Over the last few weeks, I have tried to spend some time reminding all of us that we will not get to heaven alone. We need one another in the church. We need to love one another and get along with one another, for it is when Satan divides us that he wins. The world needs to see there is a place of peace; a place where we may have disagreements and disputes, but, at the same time, we all are committed to Christ first, and to his church. We love one another to work things out. We should be there for one another, as Jesus is for us. Let us look at these reminders. . . .
AM I MY BROTHER’S KEEPER?
Am I my brother’s keeper? Do I have a responsibility to watch for his soul? Should I be concerned with the development of spiritual relationships within the body of Christ? LET THE BIBLE SPEAK!
“Brothers, if anyone is caught in any transgression, you who are spiritual should restore him in a spirit of gentleness. Keep watch on yourself, lest you too, be tempted.
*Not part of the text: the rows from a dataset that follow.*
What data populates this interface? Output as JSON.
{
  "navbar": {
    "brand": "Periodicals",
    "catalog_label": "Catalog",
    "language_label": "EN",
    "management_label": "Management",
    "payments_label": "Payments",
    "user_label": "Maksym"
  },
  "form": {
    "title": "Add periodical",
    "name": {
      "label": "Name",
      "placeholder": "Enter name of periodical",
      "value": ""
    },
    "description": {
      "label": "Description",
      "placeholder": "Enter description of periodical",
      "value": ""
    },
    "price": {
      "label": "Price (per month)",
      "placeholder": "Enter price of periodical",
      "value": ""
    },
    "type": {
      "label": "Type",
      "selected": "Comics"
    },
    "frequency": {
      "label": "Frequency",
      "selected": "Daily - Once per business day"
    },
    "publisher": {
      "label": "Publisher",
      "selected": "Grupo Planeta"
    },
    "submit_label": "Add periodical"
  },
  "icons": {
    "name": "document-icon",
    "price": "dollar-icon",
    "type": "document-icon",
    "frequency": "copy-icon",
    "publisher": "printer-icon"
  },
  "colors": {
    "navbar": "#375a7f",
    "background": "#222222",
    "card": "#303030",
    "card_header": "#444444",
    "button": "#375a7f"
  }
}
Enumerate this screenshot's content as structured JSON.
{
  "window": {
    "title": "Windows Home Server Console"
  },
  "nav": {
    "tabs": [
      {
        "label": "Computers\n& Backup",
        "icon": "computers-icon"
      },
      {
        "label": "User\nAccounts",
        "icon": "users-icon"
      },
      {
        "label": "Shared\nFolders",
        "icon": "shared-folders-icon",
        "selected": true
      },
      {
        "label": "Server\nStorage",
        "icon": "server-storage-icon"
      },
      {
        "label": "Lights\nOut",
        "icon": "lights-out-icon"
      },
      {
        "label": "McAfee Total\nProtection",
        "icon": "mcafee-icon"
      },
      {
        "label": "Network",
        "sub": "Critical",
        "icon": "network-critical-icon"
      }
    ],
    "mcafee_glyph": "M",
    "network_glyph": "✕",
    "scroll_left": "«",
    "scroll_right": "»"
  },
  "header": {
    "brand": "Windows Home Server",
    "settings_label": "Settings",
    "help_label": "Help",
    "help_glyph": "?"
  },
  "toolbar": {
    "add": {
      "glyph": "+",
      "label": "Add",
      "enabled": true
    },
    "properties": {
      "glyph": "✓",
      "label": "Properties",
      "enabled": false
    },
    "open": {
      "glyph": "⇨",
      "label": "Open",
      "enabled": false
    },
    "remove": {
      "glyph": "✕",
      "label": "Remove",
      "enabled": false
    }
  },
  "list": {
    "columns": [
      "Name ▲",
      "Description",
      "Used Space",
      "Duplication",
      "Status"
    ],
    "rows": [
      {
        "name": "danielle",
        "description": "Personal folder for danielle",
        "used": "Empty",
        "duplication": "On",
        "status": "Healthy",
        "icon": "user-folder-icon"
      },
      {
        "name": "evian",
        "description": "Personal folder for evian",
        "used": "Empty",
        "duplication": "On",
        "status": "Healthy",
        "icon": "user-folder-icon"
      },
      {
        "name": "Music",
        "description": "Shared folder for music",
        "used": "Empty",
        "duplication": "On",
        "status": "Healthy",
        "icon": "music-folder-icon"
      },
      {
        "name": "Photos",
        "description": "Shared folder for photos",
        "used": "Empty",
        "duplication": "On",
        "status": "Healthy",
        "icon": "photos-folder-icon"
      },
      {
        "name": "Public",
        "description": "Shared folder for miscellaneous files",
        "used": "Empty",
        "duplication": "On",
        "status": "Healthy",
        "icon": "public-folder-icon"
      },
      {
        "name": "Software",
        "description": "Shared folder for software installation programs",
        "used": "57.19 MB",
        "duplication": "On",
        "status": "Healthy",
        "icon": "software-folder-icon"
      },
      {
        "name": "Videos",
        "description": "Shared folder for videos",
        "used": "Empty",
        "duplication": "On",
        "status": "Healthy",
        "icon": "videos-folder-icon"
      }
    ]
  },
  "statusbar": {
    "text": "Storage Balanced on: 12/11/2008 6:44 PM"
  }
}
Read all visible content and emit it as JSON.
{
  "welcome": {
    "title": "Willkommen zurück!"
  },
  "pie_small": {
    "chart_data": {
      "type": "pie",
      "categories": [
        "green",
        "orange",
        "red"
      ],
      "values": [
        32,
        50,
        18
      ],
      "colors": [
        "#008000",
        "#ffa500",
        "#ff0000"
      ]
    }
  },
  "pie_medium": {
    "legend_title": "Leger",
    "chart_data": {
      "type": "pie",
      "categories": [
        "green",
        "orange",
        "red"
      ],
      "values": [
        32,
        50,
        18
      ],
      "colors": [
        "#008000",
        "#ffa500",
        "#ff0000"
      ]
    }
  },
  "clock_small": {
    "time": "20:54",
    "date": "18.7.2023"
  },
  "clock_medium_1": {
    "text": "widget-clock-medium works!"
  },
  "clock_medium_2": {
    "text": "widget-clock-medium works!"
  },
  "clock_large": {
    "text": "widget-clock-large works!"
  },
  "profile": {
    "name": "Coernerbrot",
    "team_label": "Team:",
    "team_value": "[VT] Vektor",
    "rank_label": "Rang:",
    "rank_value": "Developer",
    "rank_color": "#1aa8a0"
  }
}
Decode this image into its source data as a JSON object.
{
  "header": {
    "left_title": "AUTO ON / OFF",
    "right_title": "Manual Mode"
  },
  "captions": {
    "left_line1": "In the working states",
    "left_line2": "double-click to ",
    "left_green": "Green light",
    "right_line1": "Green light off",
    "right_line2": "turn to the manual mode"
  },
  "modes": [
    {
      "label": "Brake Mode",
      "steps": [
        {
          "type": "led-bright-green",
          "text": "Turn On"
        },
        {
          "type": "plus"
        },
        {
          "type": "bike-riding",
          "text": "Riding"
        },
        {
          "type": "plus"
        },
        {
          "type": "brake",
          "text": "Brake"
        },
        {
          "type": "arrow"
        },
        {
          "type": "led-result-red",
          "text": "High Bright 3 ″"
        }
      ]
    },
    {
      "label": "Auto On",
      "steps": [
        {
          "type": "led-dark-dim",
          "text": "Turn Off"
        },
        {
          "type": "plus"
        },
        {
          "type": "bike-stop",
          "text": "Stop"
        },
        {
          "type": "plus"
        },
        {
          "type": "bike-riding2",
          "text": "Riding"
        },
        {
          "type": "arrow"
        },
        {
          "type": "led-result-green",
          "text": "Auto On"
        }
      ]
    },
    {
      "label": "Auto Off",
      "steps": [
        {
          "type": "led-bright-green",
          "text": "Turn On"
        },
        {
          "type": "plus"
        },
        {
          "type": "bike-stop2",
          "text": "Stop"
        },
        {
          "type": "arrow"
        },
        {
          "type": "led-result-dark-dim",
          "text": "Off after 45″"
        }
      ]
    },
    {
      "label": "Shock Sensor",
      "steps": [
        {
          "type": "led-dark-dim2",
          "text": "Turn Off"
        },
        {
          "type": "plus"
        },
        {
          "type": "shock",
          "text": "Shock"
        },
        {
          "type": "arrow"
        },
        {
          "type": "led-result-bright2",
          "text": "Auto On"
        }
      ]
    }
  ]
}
Bear one another’s burdens, and so fulfill the law of Christ. . . So then, as we have opportunity, let us do good to everyone, and especially to those who are of the household of faith.” (Galatians 6:1-2, 10).
“I myself am satisfied about you, my brothers, that you yourselves are full of goodness, filled with all knowledge and able to instruct one another.” (Romans 15:14).
“Love one another with brotherly affection. Outdo one another in showing honor. Do not be slothful in zeal, be fervent in spirit, serve the Lord. Rejoice in hope, be patient in tribulation, be constant in prayer. Contribute to the needs of the saints and seek to show hospitality.” (Romans 12:10-13)
“For God has not destined us for wrath, but to obtain salvation through our Lord Jesus Christ, who died for us so that whether we are awake or asleep we might live with him. Therefore encourage one another and build one another up, just as you are doing.” (1 Thessalonians 5:9-11)
“But exhort one another every day, as long as it is called “today,” that none of you may be hardened by the deceitfulness of sin.” (Hebrews 3:13)
“And let us consider how to stir up one another to love and good works, not neglecting to meet together, as is the habit of some, but encouraging one another, and all the more as you see the Day drawing near.” (Hebrews 10:24-25).
“A new commandment I give to you, that you love one another: just as I have loved you, you also are to love one another. By this all people will know that you are my disciples, if you have love for one another.” (John 13:34-35)
These are but a few of the passages of Scripture that suggest a clear answer to the questions previously presented. As members of Christ’s body we do have responsibility to and for one another. May God give us the courage to explore His will in this design for the spiritual family.
Brad Blair, Via Brainerd Road church of Christ, 3 7 1985
Both peace and harmony suggest interaction. When two people can interact with one another, when there is a mutual giving and taking, when they find pleasure in the company of one another, and when they are supportive of one another there is peace and harmony. There is also friendship which must, of course, enter any concept of peace. Where there is friendship there is also beneficent love and brotherly love. So, you see, the concept of peace is vitally tied to love.
Men have, down through the centuries, thought of peace in negative terms, that is, in terms of total withdrawal. For that reason, many have withdrawn from society to live the life of a hermit, or the lives of monks sealed away from the world. However, they were often very disturbed to learn that they had not attained peace, but only solitariness. There’s a vast difference between being at peace and being alone! One can be very much alone and know nothing of peace, because peace is a positive, harmonious, interaction.
Before this kind of relationship can exist between men there must first be a harmonious relationship between ourselves and God. We must be at peace with him. Jesus made this peace possible since God was in Christ, “reconciling the world to himself.” (2 Corinthians 5:19) The price that was paid to make our peace with God was possible through the blood of our savior upon the cross. Because Jesus died and it is possible for the fear of God, the terror of God, the estrangement from God, and the great sense of distance from God to be taken away so that we can live with him in contentment and harmony; we can be at peace. This means, furthermore, that we interact with God as children do with their fathers. We can receive his instruction through the medium of holy scripture, we can talk with him through the medium of precious prayer. We can know, as did Abraham of old, friendship with God.
If we will begin to think of peace in the sense of living in harmony with God and with others, we will find ourselves in the positive interaction that will make this possible. But, someone asked, what if we were asked to compromise the truth to live at peace with our fellow man? Compromising truth is a form of appeasement! Appeasement never brings peace! No true friend of God, or men, will ever ask another man to compromise truth. He may ask him to educate his conscience, but never to compromise truth. Why? Because compromising the truth destroys our peace with God. This is the primary peace for which we all seek. If that peace is destroyed no other counts. No true friend will ask us to compromise truth, he will help us to more fully appreciate and appropriate God’s truth to our lives. Let us seek peace!
Gene West, August 30th 1987, via Saks Church of Christ, Anniston AL